Black women who are attracted to white men are often criticized both by black men and by other black women. They may have a difficult time finding a mate, as racial preferences often go unanswered on dating sites. When preferences are disclosed, they’re often at the bottom of the profile and can thus provide a hurtful realization to a sister who has already read through it and felt a connection. Sisters and White Misters offers a space for black women to converse with white men without having to wonder if the men will discredit them based on their race.

White men who are attracted to black women face equal difficulties. Going into a dating situation, a man doesn't know if a black woman prefers men of her own race, and a white man interested in black women may be considered “creepy” or of having a “Massa” complex. While same race dating is a completely valid choice, interracial dating is just as valid. In fact, we question whether innate attraction is really a choice at all.

“What’s the big deal? Interracial dating is so common now.”
At our first event, an African woman came on her own. “Mrs. X”, as we’ll call her, met Mr. X at a gas station in Central California. She is very dark with beautiful dreadlocks that cascade down her back. Mr. X is a light-skinned white man from Germany. The two fell in love, but their journey has not been without prejudice from others. 

Mr. and Mrs. X often receive disapproving glances from passersby. Sometimes black men will come up to Mrs. X and call her a traitor to her race. Mrs. X joined the group because she wants a safe place where her choice of partner is not a subject of speculation or ridicule, and where she can simply be one of the crowd. After the first event, Mr. X joined her and they’re able to be physically affectionate without wondering if those in their company will be offended by their relationship.

“What if I’m attracted to all kinds of men/women?”
Our site is for certain races of certain sexes to find each other, but we know that attraction often exists on a broad spectrum. Sisters and White Misters helps facilitate one kind of connection, but it does not propose that black women / white men pairings are better than any other type.

“So what’s the bottom line?”
 Sisters and White Misters brings together people with similar interests, just as many other dating services. There are groups for outdoor enthusiasts, wine tasters, and gamers. While Sisters and White Misters was designed specifically for white men and black women to meet, it is not an exclusionary group.
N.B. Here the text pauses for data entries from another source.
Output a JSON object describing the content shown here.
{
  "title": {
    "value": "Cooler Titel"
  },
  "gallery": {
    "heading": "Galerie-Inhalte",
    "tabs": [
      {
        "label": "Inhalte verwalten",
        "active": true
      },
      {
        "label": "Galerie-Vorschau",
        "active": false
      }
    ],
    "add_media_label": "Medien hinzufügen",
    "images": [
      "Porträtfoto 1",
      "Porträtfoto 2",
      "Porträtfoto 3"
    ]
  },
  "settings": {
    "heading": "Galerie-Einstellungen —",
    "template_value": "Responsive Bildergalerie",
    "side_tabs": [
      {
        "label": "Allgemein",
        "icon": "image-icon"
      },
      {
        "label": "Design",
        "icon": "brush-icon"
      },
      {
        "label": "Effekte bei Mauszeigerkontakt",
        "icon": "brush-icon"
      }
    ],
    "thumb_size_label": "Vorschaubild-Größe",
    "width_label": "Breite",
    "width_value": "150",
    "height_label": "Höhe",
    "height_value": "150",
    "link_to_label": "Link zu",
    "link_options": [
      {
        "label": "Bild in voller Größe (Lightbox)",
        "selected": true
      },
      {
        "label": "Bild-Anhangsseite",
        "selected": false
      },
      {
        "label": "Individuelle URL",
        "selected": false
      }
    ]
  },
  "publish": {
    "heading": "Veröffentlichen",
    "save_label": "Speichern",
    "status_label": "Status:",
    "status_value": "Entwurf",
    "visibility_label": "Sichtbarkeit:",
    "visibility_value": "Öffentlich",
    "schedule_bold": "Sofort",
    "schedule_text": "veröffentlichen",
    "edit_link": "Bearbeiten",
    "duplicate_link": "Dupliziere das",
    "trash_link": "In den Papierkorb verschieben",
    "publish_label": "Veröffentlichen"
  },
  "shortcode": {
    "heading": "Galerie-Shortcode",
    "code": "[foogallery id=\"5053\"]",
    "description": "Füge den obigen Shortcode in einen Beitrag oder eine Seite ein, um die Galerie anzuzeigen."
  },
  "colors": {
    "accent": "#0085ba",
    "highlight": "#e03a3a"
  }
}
Our mission is to bring people together, not to alienate them. Through creating a space for interracial dating without judgment, we’re supporting integration, not exclusion.

Check out our group here.

Yours in Love,